[Collected data]
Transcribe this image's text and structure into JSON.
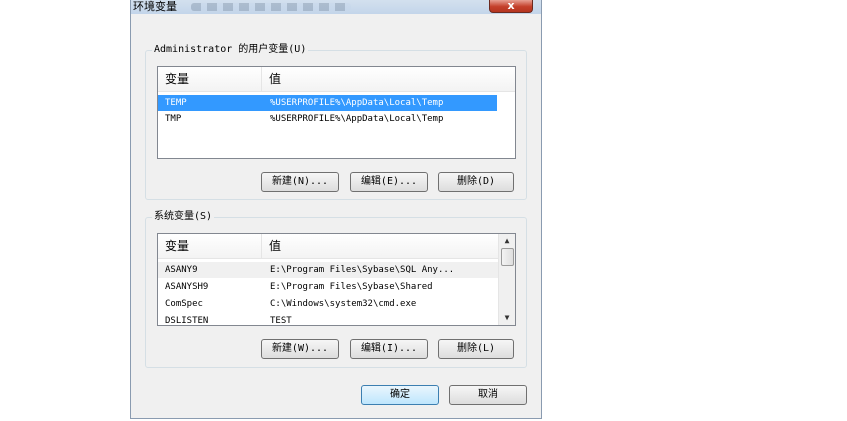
{
  "window": {
    "title": "环境变量",
    "close_label": "x"
  },
  "user_vars": {
    "label": "Administrator 的用户变量(U)",
    "columns": [
      "变量",
      "值"
    ],
    "rows": [
      {
        "name": "TEMP",
        "value": "%USERPROFILE%\\AppData\\Local\\Temp",
        "selected": true
      },
      {
        "name": "TMP",
        "value": "%USERPROFILE%\\AppData\\Local\\Temp",
        "selected": false
      }
    ],
    "buttons": {
      "new": "新建(N)...",
      "edit": "编辑(E)...",
      "delete": "删除(D)"
    }
  },
  "system_vars": {
    "label": "系统变量(S)",
    "columns": [
      "变量",
      "值"
    ],
    "rows": [
      {
        "name": "ASANY9",
        "value": "E:\\Program Files\\Sybase\\SQL Any..."
      },
      {
        "name": "ASANYSH9",
        "value": "E:\\Program Files\\Sybase\\Shared"
      },
      {
        "name": "ComSpec",
        "value": "C:\\Windows\\system32\\cmd.exe"
      },
      {
        "name": "DSLISTEN",
        "value": "TEST"
      }
    ],
    "buttons": {
      "new": "新建(W)...",
      "edit": "编辑(I)...",
      "delete": "删除(L)"
    },
    "scroll_up_icon": "▲",
    "scroll_down_icon": "▼"
  },
  "footer": {
    "ok": "确定",
    "cancel": "取消"
  }
}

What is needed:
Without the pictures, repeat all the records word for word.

Exercise result:
Transcribe this image's text and structure into JSON.
{
  "window": {
    "title": "环境变量",
    "close_label": "x"
  },
  "user_vars": {
    "label": "Administrator 的用户变量(U)",
    "columns": [
      "变量",
      "值"
    ],
    "rows": [
      {
        "name": "TEMP",
        "value": "%USERPROFILE%\\AppData\\Local\\Temp",
        "selected": true
      },
      {
        "name": "TMP",
        "value": "%USERPROFILE%\\AppData\\Local\\Temp",
        "selected": false
      }
    ],
    "buttons": {
      "new": "新建(N)...",
      "edit": "编辑(E)...",
      "delete": "删除(D)"
    }
  },
  "system_vars": {
    "label": "系统变量(S)",
    "columns": [
      "变量",
      "值"
    ],
    "rows": [
      {
        "name": "ASANY9",
        "value": "E:\\Program Files\\Sybase\\SQL Any..."
      },
      {
        "name": "ASANYSH9",
        "value": "E:\\Program Files\\Sybase\\Shared"
      },
      {
        "name": "ComSpec",
        "value": "C:\\Windows\\system32\\cmd.exe"
      },
      {
        "name": "DSLISTEN",
        "value": "TEST"
      }
    ],
    "buttons": {
      "new": "新建(W)...",
      "edit": "编辑(I)...",
      "delete": "删除(L)"
    },
    "scroll_up_icon": "▲",
    "scroll_down_icon": "▼"
  },
  "footer": {
    "ok": "确定",
    "cancel": "取消"
  }
}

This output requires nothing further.